According to the U.S. Consumer Product Safety Commission, over 7,000 emergency room visits each year are due to backpack-related injuries. In 2010 alone, physicians’ offices, clinics and hospital emergency rooms treated nearly 28,000 strains, sprains, dislocations, and fractures from backpacks.
Young girls are most at risk since they tend to be smaller in frame while still carrying the same weight as bigger classmates. “A child wearing a backpack incorrectly or that is too heavy can be contributing risk factors for discomfort, fatigue, muscle soreness, and musculoskeletal pain especially in the lower back,” says Karen Jacobs, EdD, OTR/L, CPE, clinical professor of occupational therapy at Boston University, and an expert on school ergonomics and healthy growth and development of school-age children.
Injuries occur when backpacks are placed incorrectly on the child’s shoulders. The force can pull the child back and cause the spine to compress unnaturally. Wearing backpacks on one shoulder can be just as damaging, and injuries due to balancing issues are also not unheard of.
Signs of injury include pain, tingling or numbness, red marks on the shoulders and neck and struggling when putting on or taking off the backpack.
To protect children from discomfort and prevent any life long damage, the American Occupational Therapy Association (AOTA) offers simple tips for parents:
· Always select a backpack that is the correct size for your child.
· Make sure the height of the backpack extends from approximately two inches below the shoulder blades to waist level, or slightly above the waist.
· Always wear well-padded shoulder straps on both shoulders so the weight is evenly balanced.
· Distribute weight evenly.

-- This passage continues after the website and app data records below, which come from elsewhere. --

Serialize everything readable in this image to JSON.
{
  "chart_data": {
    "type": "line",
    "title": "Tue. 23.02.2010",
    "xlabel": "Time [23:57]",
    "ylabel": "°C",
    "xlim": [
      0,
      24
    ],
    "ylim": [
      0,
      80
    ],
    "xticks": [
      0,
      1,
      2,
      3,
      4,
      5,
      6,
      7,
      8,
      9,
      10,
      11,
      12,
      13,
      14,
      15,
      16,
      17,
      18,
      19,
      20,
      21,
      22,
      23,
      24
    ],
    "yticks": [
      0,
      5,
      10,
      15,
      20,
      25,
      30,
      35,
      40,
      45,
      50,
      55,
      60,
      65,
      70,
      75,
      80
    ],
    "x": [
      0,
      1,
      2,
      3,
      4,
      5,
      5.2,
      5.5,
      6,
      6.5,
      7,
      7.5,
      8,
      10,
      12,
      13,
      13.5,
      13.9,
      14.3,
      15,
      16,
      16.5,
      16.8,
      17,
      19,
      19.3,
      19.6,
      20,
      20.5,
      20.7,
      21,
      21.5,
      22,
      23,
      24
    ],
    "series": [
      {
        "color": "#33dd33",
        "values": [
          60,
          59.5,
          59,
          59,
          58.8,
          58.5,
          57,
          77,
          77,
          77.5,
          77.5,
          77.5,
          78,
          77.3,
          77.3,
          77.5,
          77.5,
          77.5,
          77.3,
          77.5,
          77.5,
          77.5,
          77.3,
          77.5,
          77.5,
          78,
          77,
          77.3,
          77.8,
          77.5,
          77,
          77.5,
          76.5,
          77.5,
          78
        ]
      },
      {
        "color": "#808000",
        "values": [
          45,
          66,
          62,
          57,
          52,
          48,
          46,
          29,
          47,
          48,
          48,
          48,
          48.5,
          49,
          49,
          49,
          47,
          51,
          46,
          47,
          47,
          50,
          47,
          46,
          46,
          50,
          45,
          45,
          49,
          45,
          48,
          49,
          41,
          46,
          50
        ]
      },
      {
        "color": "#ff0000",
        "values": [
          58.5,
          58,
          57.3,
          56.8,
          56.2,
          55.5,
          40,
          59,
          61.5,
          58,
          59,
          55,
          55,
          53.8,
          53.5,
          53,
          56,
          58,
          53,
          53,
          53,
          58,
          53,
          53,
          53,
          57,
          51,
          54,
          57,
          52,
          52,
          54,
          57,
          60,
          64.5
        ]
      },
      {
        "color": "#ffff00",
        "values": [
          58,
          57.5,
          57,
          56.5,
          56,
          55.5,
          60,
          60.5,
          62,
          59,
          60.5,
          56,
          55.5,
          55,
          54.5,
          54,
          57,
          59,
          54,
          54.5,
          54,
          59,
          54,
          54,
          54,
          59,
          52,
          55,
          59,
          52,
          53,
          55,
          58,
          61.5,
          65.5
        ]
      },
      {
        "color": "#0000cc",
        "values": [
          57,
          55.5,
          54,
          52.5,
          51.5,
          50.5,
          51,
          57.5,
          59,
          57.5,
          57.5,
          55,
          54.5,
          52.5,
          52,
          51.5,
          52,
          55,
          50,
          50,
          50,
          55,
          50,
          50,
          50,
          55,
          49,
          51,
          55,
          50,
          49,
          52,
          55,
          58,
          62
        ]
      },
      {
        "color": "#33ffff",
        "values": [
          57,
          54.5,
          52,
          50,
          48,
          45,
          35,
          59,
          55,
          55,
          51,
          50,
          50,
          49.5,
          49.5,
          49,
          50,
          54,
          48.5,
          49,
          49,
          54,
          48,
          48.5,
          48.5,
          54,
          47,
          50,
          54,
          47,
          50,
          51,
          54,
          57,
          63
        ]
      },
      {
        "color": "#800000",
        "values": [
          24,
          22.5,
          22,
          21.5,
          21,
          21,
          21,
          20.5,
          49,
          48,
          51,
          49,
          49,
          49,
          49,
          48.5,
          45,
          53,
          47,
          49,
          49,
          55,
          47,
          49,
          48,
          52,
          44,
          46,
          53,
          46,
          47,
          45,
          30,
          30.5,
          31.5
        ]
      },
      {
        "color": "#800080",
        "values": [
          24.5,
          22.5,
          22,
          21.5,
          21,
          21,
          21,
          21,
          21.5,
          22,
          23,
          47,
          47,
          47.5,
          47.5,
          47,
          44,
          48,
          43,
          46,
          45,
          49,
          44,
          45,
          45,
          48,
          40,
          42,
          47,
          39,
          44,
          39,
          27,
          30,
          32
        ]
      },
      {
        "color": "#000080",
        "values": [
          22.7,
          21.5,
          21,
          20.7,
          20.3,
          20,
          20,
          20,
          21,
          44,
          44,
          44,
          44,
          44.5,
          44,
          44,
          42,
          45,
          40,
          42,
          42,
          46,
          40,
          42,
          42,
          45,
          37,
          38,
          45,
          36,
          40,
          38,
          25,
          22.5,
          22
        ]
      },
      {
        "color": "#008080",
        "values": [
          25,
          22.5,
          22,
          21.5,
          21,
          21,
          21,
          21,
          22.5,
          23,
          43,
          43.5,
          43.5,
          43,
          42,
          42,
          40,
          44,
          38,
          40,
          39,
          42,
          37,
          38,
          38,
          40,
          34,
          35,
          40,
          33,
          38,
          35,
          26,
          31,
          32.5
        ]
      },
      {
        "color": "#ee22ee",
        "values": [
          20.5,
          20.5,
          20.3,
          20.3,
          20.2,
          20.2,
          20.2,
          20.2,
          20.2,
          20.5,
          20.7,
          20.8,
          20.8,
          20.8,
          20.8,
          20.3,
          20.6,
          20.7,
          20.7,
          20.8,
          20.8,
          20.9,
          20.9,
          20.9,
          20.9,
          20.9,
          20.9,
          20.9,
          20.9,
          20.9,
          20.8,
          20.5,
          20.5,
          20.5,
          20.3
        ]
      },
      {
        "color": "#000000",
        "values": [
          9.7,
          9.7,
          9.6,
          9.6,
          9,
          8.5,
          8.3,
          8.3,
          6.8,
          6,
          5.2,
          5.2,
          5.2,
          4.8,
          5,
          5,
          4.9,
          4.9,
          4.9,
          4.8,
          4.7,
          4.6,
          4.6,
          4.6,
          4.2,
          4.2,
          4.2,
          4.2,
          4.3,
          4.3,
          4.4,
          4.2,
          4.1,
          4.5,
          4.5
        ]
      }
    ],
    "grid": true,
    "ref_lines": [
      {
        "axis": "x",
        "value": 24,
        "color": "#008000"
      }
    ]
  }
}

Load heaviest items closest to the child’s back and balance materials so the child can easily stand up straight.
· Wear the hip belt if the backpack has one, to improve balance and take some strain off sensitive neck and shoulder muscles.
· Check that the child’s backpack weighs no more than 10 percent of his body weight. If it weighs more, determine what supplies can stay at home or at school each day to lessen the load.
· If the backpack is still too heavy for the child, consider a book bag on wheels if the school allows them.